Friday, January 09, 2009

$6 - $8 Trillion in Investment Losses for 2008

On NPR radio (I don't recall the exact source) and this CNBC article on How the Financial Crisis Impacts Your Retirement estimated investment losses between $6.5 to $8 trillion for 2008.

Wow! That's a lot of financial value that just went poof. And it doesn't even include the loss in housing values. Tomorrow, I will write about where did all the losses go.

Looking back, here's what worked in 2008: Investing in CDs, bonds, and shorting stocks. Cash was also a good place to have money. And there were probably some individual stocks like Wal-mart (WMT) and McDonald's (MCD) that had a gain for 2008. These investments made money in 2008.

Just about everything else didn't work in 2008: A diversified stock portfolio, international stocks, commodities, hedge funds, value investing, mutual funds, sector funds, real estate, etc.
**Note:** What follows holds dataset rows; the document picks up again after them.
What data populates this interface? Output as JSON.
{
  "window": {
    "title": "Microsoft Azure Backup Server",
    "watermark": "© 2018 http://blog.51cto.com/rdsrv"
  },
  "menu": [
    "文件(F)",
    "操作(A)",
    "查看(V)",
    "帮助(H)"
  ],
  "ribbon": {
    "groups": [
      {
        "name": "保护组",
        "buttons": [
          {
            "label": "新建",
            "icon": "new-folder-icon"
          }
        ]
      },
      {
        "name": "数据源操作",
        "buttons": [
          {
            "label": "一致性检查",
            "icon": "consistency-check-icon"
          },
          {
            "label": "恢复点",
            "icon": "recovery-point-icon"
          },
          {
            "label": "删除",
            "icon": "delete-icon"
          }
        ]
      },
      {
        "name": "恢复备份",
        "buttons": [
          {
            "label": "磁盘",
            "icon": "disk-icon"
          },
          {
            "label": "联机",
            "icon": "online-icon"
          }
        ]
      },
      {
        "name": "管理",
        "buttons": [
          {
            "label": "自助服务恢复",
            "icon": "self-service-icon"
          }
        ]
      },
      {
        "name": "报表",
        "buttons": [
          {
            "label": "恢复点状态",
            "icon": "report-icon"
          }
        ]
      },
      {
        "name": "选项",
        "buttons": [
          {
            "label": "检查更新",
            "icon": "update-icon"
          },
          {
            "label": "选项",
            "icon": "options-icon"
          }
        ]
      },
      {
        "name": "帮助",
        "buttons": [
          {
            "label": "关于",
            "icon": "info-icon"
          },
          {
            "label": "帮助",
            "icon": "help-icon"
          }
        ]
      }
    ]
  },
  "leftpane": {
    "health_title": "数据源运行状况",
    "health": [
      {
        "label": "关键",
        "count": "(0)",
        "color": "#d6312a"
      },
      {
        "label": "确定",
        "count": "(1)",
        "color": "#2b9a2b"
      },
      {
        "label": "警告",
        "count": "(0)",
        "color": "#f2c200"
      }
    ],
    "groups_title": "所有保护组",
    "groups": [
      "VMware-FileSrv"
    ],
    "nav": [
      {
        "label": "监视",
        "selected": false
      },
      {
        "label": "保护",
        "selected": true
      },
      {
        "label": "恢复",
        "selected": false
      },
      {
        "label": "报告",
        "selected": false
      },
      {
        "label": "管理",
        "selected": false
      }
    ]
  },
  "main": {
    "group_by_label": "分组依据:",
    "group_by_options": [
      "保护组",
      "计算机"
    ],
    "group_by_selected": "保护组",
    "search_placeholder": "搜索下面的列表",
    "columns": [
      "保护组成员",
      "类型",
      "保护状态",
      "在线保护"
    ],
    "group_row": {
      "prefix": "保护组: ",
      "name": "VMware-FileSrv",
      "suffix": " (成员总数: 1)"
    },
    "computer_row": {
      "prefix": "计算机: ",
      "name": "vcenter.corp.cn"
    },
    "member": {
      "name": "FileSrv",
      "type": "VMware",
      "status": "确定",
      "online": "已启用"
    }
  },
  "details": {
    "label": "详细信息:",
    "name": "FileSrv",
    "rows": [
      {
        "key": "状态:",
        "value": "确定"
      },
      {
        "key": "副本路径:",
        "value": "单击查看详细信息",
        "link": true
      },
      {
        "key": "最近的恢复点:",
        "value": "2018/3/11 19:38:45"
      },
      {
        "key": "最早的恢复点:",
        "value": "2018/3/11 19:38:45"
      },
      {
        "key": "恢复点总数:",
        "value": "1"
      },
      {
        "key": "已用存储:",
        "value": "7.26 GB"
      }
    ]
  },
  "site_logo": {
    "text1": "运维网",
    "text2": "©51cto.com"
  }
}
These investment probably lost around 30 to 40%, as did the market indices. Even university endowment funds weren't protected from the decline. According to The Wall Street Journal, even Harvard's endowment fund lost 22%, or $8 billion, in the second half of 2008.

There is a market expression that says, "Don't confuse a bear market with stupidity." For now, while my wealth has declined significantly, I don't attribute it to stupidity. I do expect the market to rebound and a diversified portfolio will benefit.

However, in the future, I'll remember another market expression that says, "Don't confuse brains with a bull market." When the market rebounds, I plan to take profits on some of the gains and reallocate the funds to CDs, bonds, and cash.

Disclosure: At time of publication, I don't own either stock in our trading account. Our managed accounts own Wal-mart and McDonald's.

For more on Reaping the Rewards, check back every Friday for a new segment.

This is not financial advice. Please consult a professional advisor.

Copyright © 2009 Achievement Catalyst, LLC

No comments: